Don’t be afraid to make mistakes.
Let your little one read and interpret the story their way. Don’t keep correcting them if they make mistakes with pronunciation or the speed of their reading. Most children will enjoy the bonding time and the fact that you are listening; this will help build confidence. If your child has a younger brother or sister, let them read to them. This will help you and allow your children to spend some quality time together. Put on silly accents and voices when you read.
Don’t force your child to read.
A kid’s love for books should come naturally. If kids learn to enjoy reading they can open up so many more opportunities – from being able to confidently read their work at school, understanding exam questions, completing job applications in later life. The more words your kid knows, the better chances they have.
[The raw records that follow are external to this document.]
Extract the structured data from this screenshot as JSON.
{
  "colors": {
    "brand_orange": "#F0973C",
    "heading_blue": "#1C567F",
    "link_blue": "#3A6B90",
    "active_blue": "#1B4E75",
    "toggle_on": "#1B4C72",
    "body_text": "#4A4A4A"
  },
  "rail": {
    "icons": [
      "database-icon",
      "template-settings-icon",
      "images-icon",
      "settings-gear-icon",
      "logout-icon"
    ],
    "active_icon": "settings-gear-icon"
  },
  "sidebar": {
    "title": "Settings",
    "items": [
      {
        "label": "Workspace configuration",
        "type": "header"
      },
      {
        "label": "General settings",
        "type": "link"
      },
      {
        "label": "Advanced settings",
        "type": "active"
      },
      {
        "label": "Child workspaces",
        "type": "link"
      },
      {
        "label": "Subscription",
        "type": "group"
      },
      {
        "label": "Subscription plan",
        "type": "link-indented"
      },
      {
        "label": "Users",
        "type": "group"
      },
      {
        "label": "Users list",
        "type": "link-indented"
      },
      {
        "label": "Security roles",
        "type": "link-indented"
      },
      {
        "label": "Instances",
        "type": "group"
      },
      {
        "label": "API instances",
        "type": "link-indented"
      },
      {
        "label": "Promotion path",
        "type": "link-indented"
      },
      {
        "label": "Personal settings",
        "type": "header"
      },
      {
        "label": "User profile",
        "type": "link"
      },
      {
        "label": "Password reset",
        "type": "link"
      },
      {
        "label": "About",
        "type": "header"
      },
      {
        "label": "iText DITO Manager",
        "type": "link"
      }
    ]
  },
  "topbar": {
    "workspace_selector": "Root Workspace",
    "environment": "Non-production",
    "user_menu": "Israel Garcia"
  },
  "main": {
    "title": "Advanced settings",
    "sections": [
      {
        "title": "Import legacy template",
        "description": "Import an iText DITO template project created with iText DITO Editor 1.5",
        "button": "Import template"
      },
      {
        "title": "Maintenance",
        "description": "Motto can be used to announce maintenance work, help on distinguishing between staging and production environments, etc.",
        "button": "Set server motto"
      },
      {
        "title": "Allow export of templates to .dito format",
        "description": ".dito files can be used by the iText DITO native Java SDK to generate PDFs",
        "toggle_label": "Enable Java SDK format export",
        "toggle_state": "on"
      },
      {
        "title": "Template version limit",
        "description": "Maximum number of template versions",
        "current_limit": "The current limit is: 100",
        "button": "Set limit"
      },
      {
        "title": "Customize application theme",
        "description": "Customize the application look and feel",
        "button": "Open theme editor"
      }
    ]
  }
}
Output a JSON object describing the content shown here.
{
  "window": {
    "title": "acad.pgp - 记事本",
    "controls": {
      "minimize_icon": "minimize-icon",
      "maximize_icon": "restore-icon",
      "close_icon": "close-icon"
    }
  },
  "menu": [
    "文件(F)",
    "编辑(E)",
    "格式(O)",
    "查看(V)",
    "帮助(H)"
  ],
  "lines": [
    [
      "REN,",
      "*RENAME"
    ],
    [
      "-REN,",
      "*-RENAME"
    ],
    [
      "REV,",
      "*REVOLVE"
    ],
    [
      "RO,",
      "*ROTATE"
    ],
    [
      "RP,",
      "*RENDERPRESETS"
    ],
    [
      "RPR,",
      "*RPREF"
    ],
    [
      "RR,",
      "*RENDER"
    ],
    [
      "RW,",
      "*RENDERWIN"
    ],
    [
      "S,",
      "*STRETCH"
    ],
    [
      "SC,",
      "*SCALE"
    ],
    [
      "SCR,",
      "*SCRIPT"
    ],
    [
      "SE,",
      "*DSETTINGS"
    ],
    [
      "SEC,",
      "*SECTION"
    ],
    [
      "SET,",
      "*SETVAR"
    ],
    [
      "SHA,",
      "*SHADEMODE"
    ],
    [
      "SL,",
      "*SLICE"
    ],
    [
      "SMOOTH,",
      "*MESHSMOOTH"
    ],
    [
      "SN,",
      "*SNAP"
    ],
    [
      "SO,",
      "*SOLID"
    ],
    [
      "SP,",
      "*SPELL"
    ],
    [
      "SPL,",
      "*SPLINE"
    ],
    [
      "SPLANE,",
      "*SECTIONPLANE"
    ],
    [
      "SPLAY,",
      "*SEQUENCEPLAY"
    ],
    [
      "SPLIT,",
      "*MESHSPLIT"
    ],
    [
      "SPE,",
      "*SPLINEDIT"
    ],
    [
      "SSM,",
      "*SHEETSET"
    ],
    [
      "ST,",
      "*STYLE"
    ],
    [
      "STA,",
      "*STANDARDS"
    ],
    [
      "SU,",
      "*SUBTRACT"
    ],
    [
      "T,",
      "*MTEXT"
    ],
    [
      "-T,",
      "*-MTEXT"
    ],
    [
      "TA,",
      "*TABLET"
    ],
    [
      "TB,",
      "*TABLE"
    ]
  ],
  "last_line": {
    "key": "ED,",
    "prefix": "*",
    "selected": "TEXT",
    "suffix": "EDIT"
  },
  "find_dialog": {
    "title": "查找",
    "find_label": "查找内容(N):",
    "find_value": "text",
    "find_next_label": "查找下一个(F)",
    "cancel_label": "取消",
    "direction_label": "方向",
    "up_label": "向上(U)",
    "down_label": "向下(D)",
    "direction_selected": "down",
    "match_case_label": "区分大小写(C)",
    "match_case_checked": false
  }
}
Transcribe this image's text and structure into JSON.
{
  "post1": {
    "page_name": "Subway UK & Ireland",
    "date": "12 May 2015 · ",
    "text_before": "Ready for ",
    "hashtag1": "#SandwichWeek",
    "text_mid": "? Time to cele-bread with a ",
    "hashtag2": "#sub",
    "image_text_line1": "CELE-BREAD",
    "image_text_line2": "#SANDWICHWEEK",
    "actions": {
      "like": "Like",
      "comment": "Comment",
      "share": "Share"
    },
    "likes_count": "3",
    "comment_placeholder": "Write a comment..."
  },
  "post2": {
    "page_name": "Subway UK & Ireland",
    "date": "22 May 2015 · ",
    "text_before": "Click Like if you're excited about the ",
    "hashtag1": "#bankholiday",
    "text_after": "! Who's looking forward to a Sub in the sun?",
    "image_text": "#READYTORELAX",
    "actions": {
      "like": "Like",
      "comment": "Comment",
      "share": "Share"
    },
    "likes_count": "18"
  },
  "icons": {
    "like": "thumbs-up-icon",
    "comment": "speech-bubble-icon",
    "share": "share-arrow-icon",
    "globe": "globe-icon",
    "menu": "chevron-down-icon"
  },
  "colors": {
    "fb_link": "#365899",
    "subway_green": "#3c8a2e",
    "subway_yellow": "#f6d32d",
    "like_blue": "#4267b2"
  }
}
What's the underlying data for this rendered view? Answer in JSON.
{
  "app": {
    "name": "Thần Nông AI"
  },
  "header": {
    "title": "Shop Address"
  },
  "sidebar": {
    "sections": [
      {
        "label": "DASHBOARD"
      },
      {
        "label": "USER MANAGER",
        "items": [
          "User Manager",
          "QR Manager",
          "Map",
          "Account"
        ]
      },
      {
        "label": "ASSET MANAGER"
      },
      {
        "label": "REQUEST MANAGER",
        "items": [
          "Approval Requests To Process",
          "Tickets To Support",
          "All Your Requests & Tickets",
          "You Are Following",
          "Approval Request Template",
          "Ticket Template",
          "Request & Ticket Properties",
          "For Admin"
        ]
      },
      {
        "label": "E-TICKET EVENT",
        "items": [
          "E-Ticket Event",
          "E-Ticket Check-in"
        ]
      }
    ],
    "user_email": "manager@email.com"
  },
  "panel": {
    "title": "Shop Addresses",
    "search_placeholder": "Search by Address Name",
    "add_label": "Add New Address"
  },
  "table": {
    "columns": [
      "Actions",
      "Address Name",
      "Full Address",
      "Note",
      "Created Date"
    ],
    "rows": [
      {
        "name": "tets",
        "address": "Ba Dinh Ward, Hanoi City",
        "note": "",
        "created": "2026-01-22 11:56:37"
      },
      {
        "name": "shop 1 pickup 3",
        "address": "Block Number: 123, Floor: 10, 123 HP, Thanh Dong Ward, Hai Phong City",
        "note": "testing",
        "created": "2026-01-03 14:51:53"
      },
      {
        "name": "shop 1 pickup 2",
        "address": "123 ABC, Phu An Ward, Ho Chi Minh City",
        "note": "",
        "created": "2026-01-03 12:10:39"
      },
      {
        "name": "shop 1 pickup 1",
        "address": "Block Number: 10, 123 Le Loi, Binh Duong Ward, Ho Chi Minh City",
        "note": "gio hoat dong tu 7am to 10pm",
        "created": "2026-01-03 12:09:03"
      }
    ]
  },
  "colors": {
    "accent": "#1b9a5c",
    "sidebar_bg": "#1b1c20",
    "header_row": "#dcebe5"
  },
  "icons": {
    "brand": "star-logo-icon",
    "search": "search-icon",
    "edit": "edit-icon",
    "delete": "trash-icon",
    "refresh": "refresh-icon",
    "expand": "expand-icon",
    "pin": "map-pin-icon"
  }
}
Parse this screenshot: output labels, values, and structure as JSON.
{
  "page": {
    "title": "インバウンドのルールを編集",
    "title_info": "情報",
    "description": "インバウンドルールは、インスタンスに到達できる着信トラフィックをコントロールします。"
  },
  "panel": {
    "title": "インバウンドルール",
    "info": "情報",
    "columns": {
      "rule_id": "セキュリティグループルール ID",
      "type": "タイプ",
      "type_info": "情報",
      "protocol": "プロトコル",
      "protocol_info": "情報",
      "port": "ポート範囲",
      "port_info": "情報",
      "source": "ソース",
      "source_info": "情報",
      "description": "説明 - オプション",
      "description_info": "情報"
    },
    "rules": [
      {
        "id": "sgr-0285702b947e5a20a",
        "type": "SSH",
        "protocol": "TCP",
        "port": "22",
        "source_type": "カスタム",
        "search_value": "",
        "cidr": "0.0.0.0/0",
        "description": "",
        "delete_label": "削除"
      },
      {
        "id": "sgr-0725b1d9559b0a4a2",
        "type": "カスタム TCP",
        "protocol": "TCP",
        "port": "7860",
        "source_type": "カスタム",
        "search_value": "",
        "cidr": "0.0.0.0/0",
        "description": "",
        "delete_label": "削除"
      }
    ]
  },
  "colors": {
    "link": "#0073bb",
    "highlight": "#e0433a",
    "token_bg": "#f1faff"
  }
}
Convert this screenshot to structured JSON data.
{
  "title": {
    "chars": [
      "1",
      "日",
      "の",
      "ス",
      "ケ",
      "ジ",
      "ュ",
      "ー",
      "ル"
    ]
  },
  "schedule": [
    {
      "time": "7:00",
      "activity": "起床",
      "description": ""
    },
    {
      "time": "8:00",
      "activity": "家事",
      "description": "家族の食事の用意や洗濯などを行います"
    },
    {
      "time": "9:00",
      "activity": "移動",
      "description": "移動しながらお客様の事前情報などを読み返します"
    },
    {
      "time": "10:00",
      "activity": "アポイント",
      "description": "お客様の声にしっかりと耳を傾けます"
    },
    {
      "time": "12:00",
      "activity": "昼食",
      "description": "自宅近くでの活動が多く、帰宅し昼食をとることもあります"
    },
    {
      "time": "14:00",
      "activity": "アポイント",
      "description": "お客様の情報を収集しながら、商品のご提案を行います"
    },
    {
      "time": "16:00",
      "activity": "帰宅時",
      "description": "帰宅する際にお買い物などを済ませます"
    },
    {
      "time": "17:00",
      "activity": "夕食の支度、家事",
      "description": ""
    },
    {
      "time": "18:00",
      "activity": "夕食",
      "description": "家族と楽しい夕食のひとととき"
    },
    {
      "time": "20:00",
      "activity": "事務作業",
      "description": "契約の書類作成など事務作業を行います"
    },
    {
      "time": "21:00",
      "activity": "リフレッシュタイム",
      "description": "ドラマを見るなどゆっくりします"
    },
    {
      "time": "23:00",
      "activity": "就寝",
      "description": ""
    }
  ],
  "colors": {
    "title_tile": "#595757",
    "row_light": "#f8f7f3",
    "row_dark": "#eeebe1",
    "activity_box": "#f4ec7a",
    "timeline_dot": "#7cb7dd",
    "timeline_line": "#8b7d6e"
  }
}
Children are sometimes given reading as a punishment – ‘they must read every day’. We feel it is better to let your child enjoy reading – it could be funny poems, a joke book, a classic chapter book such as Charlie and The Chocolate Factory or even a magazine. It’s all reading.
If your child doesn’t feel like reading some days, then instead talk about the characters, storyline, or author. Talk about what makes a great story. And what makes a great ending. Your child will read a book when they are ready.
Do let your child read to you.
Some great advice is to encourage your child to read a book to you. This can also help reduce screen time for your child. Your child will learn new words as they read to you, perhaps snuggled in the living room spending time together.
Let your children read to you without interrupting them, allow their confidence to grow. A child loves to have your attention as you listen to them.
You can help your kids if they ask you for help regarding any particular word but just let them go with the flow of reading. This will increase their confidence in reading on their own. Whether they read to you or you read to them, keep the reading time short and interesting.
Do show kids how to enjoy books.
Many children will enjoy watching films and the corresponding books. Even from a young age you can introduce your child to films and books such as the Julia Donaldson books, Disney films – Sleeping Beauty to The Jungle Book – and superheroes. All will offer an opportunity for great conversations and encourage your kid to love reading.
Do encourage audiobooks – they’re still books.
Audiobooks can also be used to help your child read independently. Listening to audiobooks can help a child understand and develop expression and pronunciation, speed, and suspense.
They could read along with the book, or become familiar with the story by listening to an audiobook at bedtime or in the car with other kids. Your child will soon have a beloved author before you know it.